=== Begin Enclosure ===

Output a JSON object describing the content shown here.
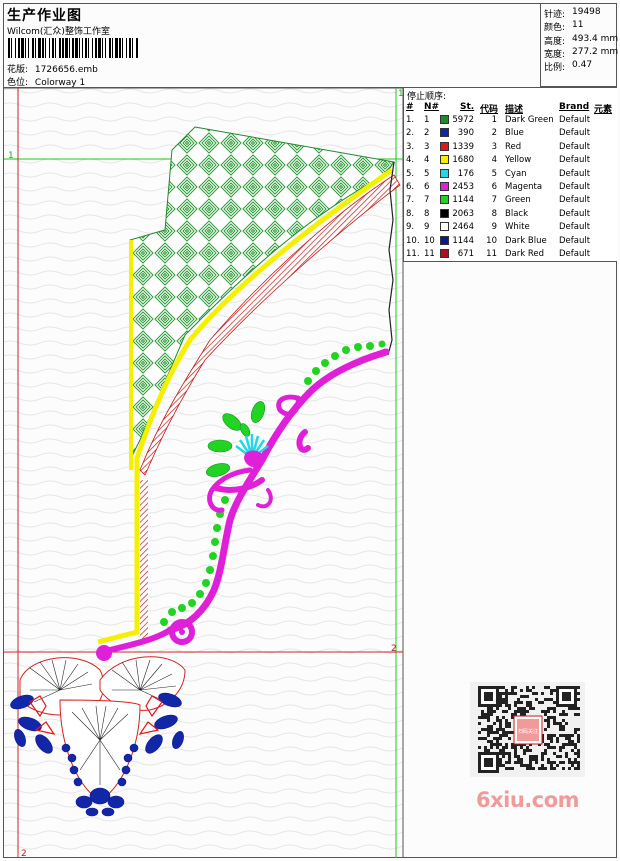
{
  "header": {
    "title": "生产作业图",
    "software": "Wilcom(汇众)整饰工作室",
    "design_label": "花版:",
    "design_file": "1726656.emb",
    "color_label": "色位:",
    "colorway": "Colorway 1"
  },
  "stats": [
    {
      "label": "针迹:",
      "value": "19498"
    },
    {
      "label": "颜色:",
      "value": "11"
    },
    {
      "label": "高度:",
      "value": "493.4 mm"
    },
    {
      "label": "宽度:",
      "value": "277.2 mm"
    },
    {
      "label": "比例:",
      "value": "0.47"
    }
  ],
  "legend": {
    "title": "停止顺序:",
    "headers": [
      "#",
      "N#",
      "St.",
      "代码",
      "描述",
      "Brand",
      "元素"
    ],
    "rows": [
      {
        "idx": "1.",
        "n": "1",
        "st": "5972",
        "code": "1",
        "desc": "Dark Green",
        "brand": "Default",
        "color": "#1e8a2c"
      },
      {
        "idx": "2.",
        "n": "2",
        "st": "390",
        "code": "2",
        "desc": "Blue",
        "brand": "Default",
        "color": "#1226a8"
      },
      {
        "idx": "3.",
        "n": "3",
        "st": "1339",
        "code": "3",
        "desc": "Red",
        "brand": "Default",
        "color": "#e01818"
      },
      {
        "idx": "4.",
        "n": "4",
        "st": "1680",
        "code": "4",
        "desc": "Yellow",
        "brand": "Default",
        "color": "#f4f000"
      },
      {
        "idx": "5.",
        "n": "5",
        "st": "176",
        "code": "5",
        "desc": "Cyan",
        "brand": "Default",
        "color": "#22d8e8"
      },
      {
        "idx": "6.",
        "n": "6",
        "st": "2453",
        "code": "6",
        "desc": "Magenta",
        "brand": "Default",
        "color": "#e020d8"
      },
      {
        "idx": "7.",
        "n": "7",
        "st": "1144",
        "code": "7",
        "desc": "Green",
        "brand": "Default",
        "color": "#22d422"
      },
      {
        "idx": "8.",
        "n": "8",
        "st": "2063",
        "code": "8",
        "desc": "Black",
        "brand": "Default",
        "color": "#000000"
      },
      {
        "idx": "9.",
        "n": "9",
        "st": "2464",
        "code": "9",
        "desc": "White",
        "brand": "Default",
        "color": "#ffffff"
      },
      {
        "idx": "10.",
        "n": "10",
        "st": "1144",
        "code": "10",
        "desc": "Dark Blue",
        "brand": "Default",
        "color": "#0c1a8c"
      },
      {
        "idx": "11.",
        "n": "11",
        "st": "671",
        "code": "11",
        "desc": "Dark Red",
        "brand": "Default",
        "color": "#b0101a"
      }
    ]
  },
  "guides": {
    "label_1": "1",
    "label_2": "2"
  },
  "watermark": {
    "text": "6xiu.com",
    "qr_caption": "扫码关注"
  }
}
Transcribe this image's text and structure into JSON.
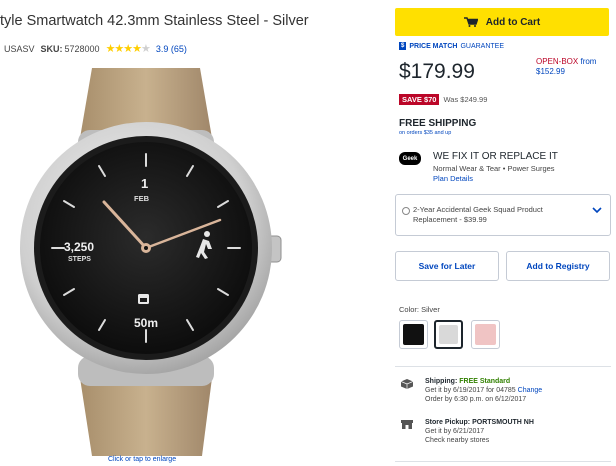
{
  "product": {
    "title": "tyle Smartwatch 42.3mm Stainless Steel - Silver",
    "model_value": "USASV",
    "sku_label": "SKU:",
    "sku_value": "5728000",
    "rating": 3.9,
    "rating_text": "3.9 (65)",
    "enlarge_text": "Click or tap to enlarge"
  },
  "watch_face": {
    "hour": "1",
    "month": "FEB",
    "steps_value": "3,250",
    "steps_label": "STEPS",
    "distance": "50m"
  },
  "buy_box": {
    "add_to_cart_label": "Add to Cart",
    "price_match_badge": "$",
    "price_match_strong": "PRICE MATCH",
    "price_match_light": "GUARANTEE",
    "price": "$179.99",
    "open_box_label": "OPEN-BOX",
    "open_box_from": "from",
    "open_box_price": "$152.99",
    "save_badge": "SAVE $70",
    "was_price": "Was $249.99",
    "free_shipping": "FREE SHIPPING",
    "free_shipping_sub": "on orders $35 and up",
    "geek_logo": "Geek",
    "geek_title": "WE FIX IT OR REPLACE IT",
    "geek_sub": "Normal Wear & Tear • Power Surges",
    "geek_link": "Plan Details",
    "warranty_text": "2-Year Accidental Geek Squad Product Replacement - $39.99",
    "save_for_later": "Save for Later",
    "add_to_registry": "Add to Registry",
    "color_label": "Color: Silver",
    "colors": {
      "black": "#111111",
      "silver": "#d9d9d9",
      "rose": "#f0c4c4"
    }
  },
  "fulfillment": {
    "shipping_label": "Shipping:",
    "shipping_value": "FREE Standard",
    "shipping_line2_pre": "Get it by 6/19/2017 for 04785",
    "shipping_change": "Change",
    "shipping_line3": "Order by 6:30 p.m. on 6/12/2017",
    "pickup_label": "Store Pickup:",
    "pickup_store": "PORTSMOUTH NH",
    "pickup_line2": "Get it by 6/21/2017",
    "pickup_link": "Check nearby stores"
  },
  "colors": {
    "cart_yellow": "#ffe000",
    "link_blue": "#0046be",
    "sale_red": "#bb0628",
    "free_green": "#318000"
  }
}
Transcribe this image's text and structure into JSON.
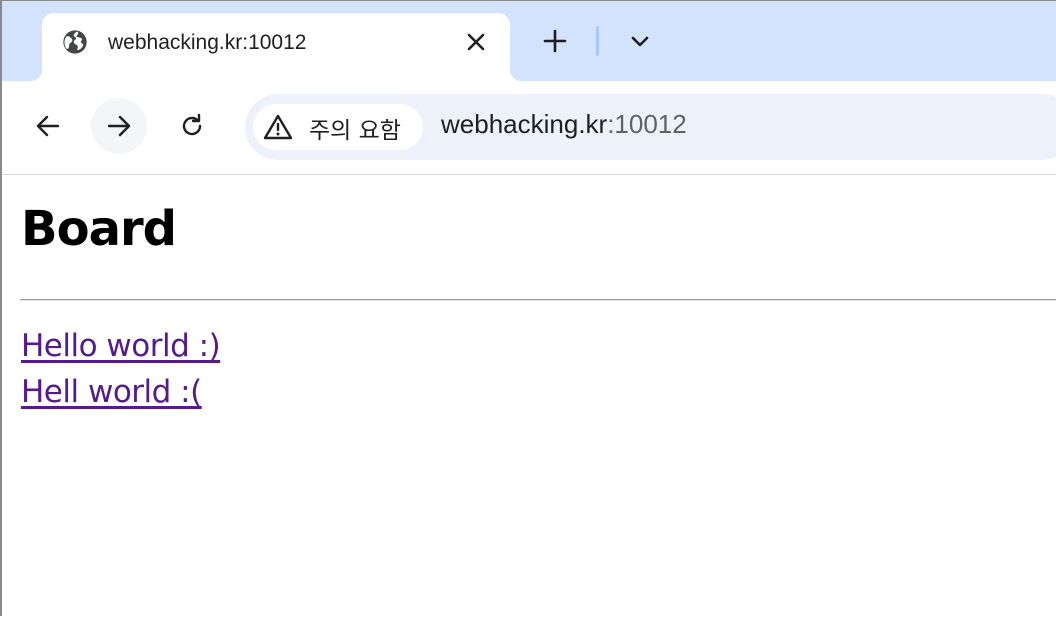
{
  "browser": {
    "tab": {
      "title": "webhacking.kr:10012",
      "favicon": "globe-icon"
    },
    "toolbar": {
      "security_label": "주의 요함",
      "url_host": "webhacking.kr",
      "url_port": ":10012"
    },
    "colors": {
      "tabstrip_bg": "#d3e3fd",
      "omnibox_bg": "#edf2fa",
      "visited_link": "#551a8b"
    }
  },
  "page": {
    "title": "Board",
    "posts": [
      {
        "label": "Hello world :)"
      },
      {
        "label": "Hell world :("
      }
    ]
  }
}
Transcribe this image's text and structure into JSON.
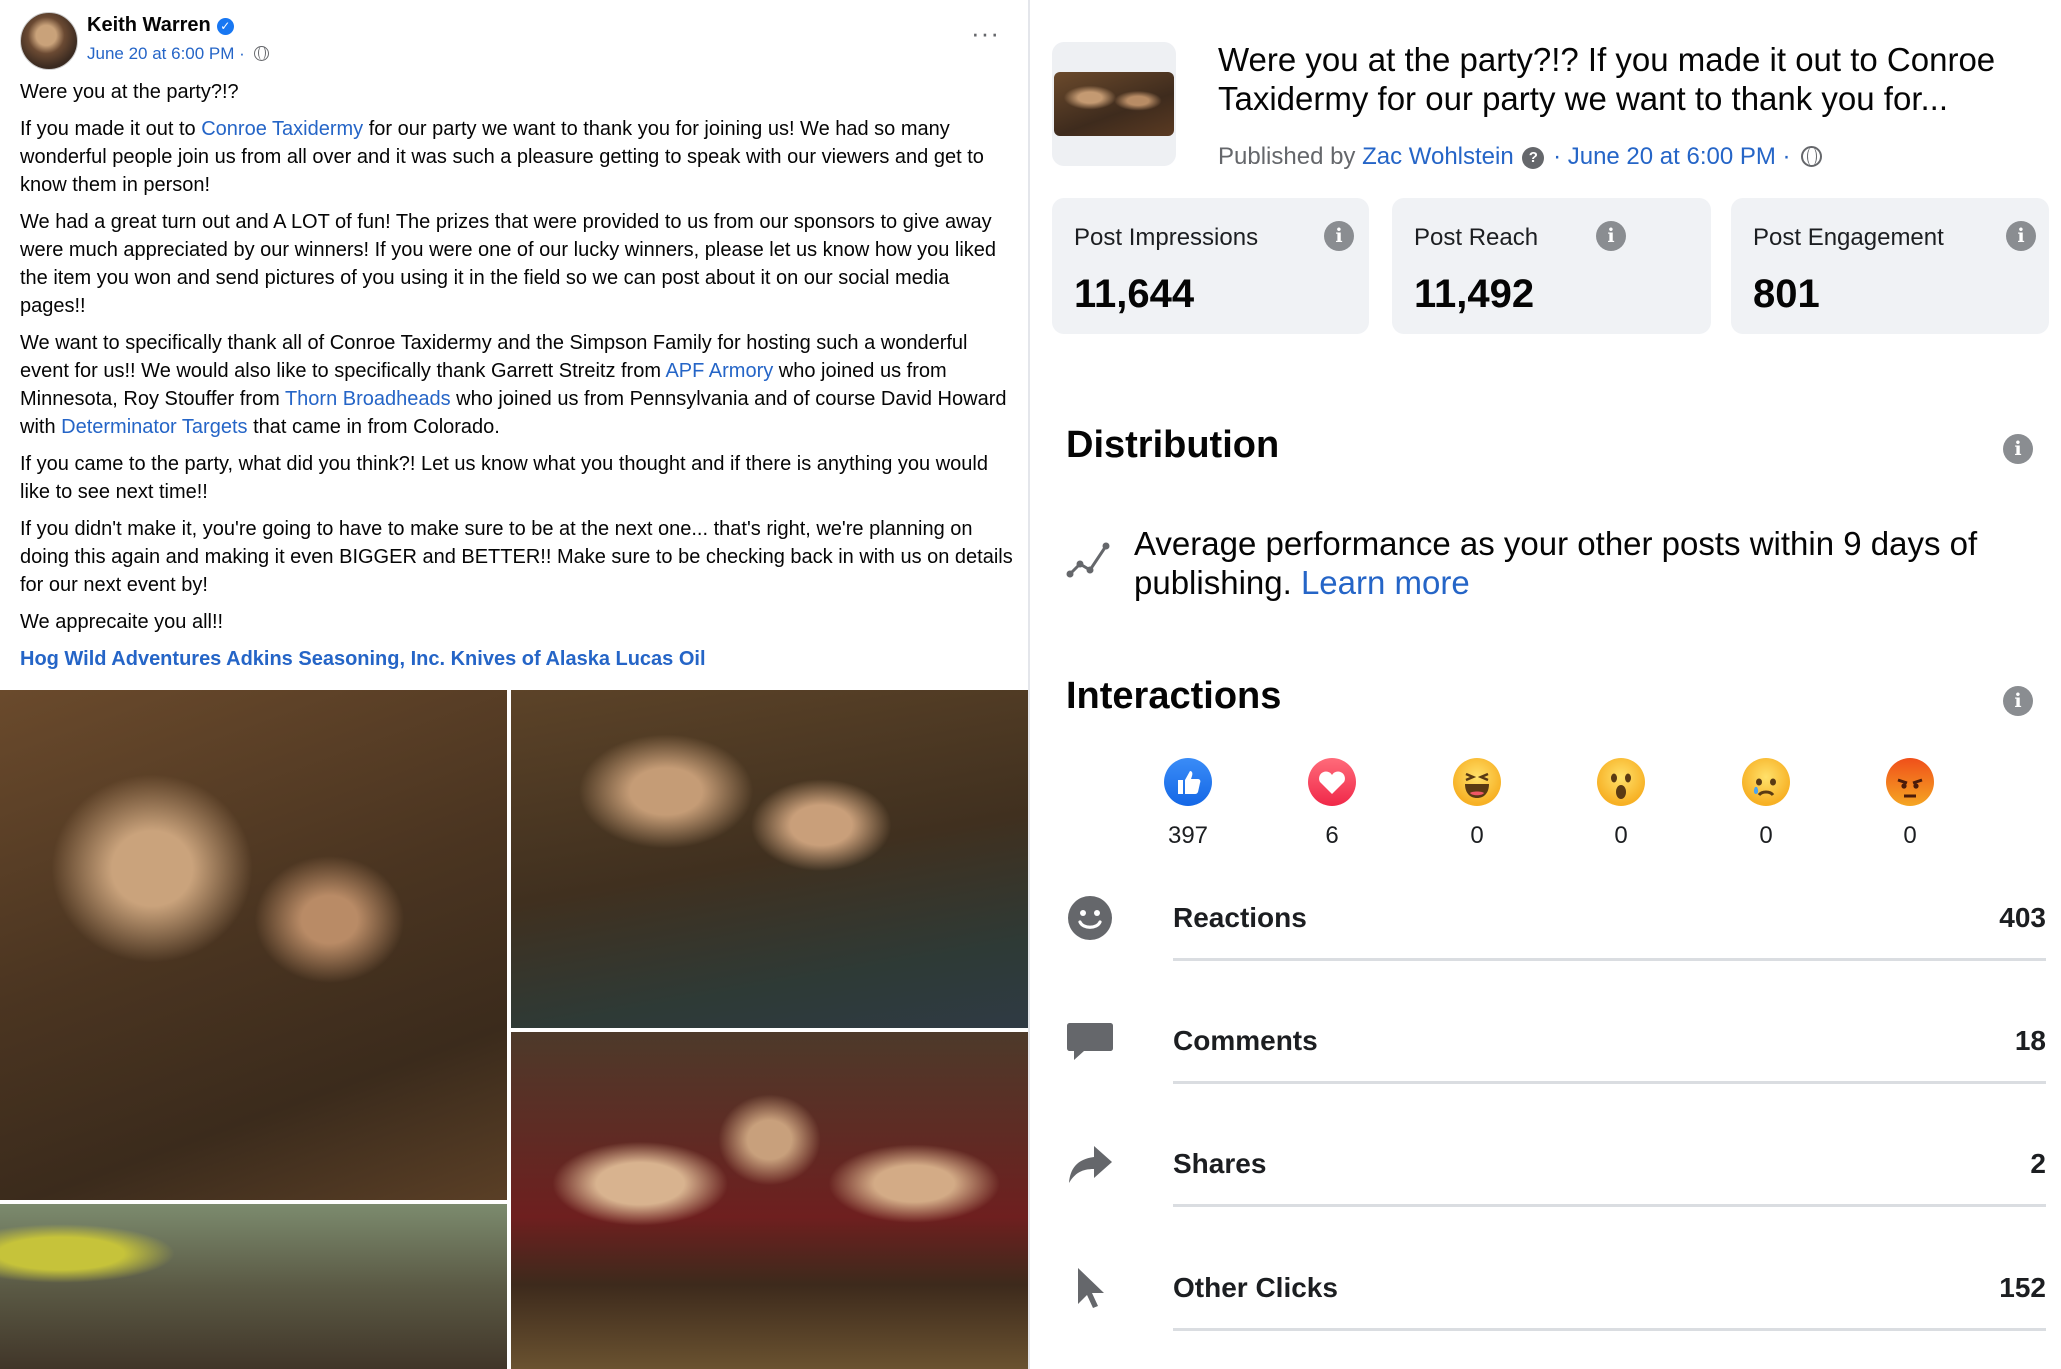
{
  "post": {
    "author": "Keith Warren",
    "date": "June 20 at 6:00 PM",
    "date_sep": "·",
    "more": "···",
    "p1": "Were you at the party?!?",
    "p2_a": "If you made it out to ",
    "p2_link": "Conroe Taxidermy",
    "p2_b": " for our party we want to thank you for joining us! We had so many wonderful people join us from all over and it was such a pleasure getting to speak with our viewers and get to know them in person!",
    "p3": "We had a great turn out and A LOT of fun! The prizes that were provided to us from our sponsors to give away were much appreciated by our winners! If you were one of our lucky winners, please let us know how you liked the item you won and send pictures of you using it in the field so we can post about it on our social media pages!!",
    "p4_a": "We want to specifically thank all of Conroe Taxidermy and the Simpson Family for hosting such a wonderful event for us!! We would also like to specifically thank Garrett Streitz from ",
    "p4_link1": "APF Armory",
    "p4_b": " who joined us from Minnesota, Roy Stouffer from ",
    "p4_link2": "Thorn Broadheads",
    "p4_c": " who joined us from Pennsylvania and of course David Howard with ",
    "p4_link3": "Determinator Targets",
    "p4_d": "  that came in from Colorado.",
    "p5": "If you came to the party, what did you think?! Let us know what you thought and if there is anything you would like to see next time!!",
    "p6": "If you didn't make it, you're going to have to make sure to be at the next one... that's right, we're planning on doing this again and making it even BIGGER and BETTER!! Make sure to be checking back in with us on details for our next event by!",
    "p7": "We apprecaite you all!!",
    "tags": "Hog Wild Adventures Adkins Seasoning, Inc. Knives of Alaska Lucas Oil"
  },
  "insights": {
    "title": "Were you at the party?!? If you made it out to Conroe Taxidermy for our party we want to thank you for...",
    "published_prefix": "Published by ",
    "published_by": "Zac Wohlstein",
    "published_date": "· June 20 at 6:00 PM ·",
    "stats": [
      {
        "label": "Post Impressions",
        "value": "11,644"
      },
      {
        "label": "Post Reach",
        "value": "11,492"
      },
      {
        "label": "Post Engagement",
        "value": "801"
      }
    ],
    "distribution": {
      "title": "Distribution",
      "text": "Average performance as your other posts within 9 days of publishing.",
      "learn_more": "Learn more"
    },
    "interactions": {
      "title": "Interactions",
      "reactions": [
        {
          "type": "like",
          "count": "397"
        },
        {
          "type": "love",
          "count": "6"
        },
        {
          "type": "haha",
          "count": "0"
        },
        {
          "type": "wow",
          "count": "0"
        },
        {
          "type": "sad",
          "count": "0"
        },
        {
          "type": "angry",
          "count": "0"
        }
      ],
      "metrics": [
        {
          "label": "Reactions",
          "value": "403",
          "icon": "smile-icon"
        },
        {
          "label": "Comments",
          "value": "18",
          "icon": "comment-icon"
        },
        {
          "label": "Shares",
          "value": "2",
          "icon": "share-icon"
        },
        {
          "label": "Other Clicks",
          "value": "152",
          "icon": "cursor-icon"
        }
      ]
    }
  }
}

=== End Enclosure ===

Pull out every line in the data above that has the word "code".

        "code": "1",
        "code": "2",
        "code": "3",
        "code": "4",
        "code": "5",
        "code": "6",
        "code": "7",
        "code": "8",
        "code": "9",
        "code": "10",
        "code": "11",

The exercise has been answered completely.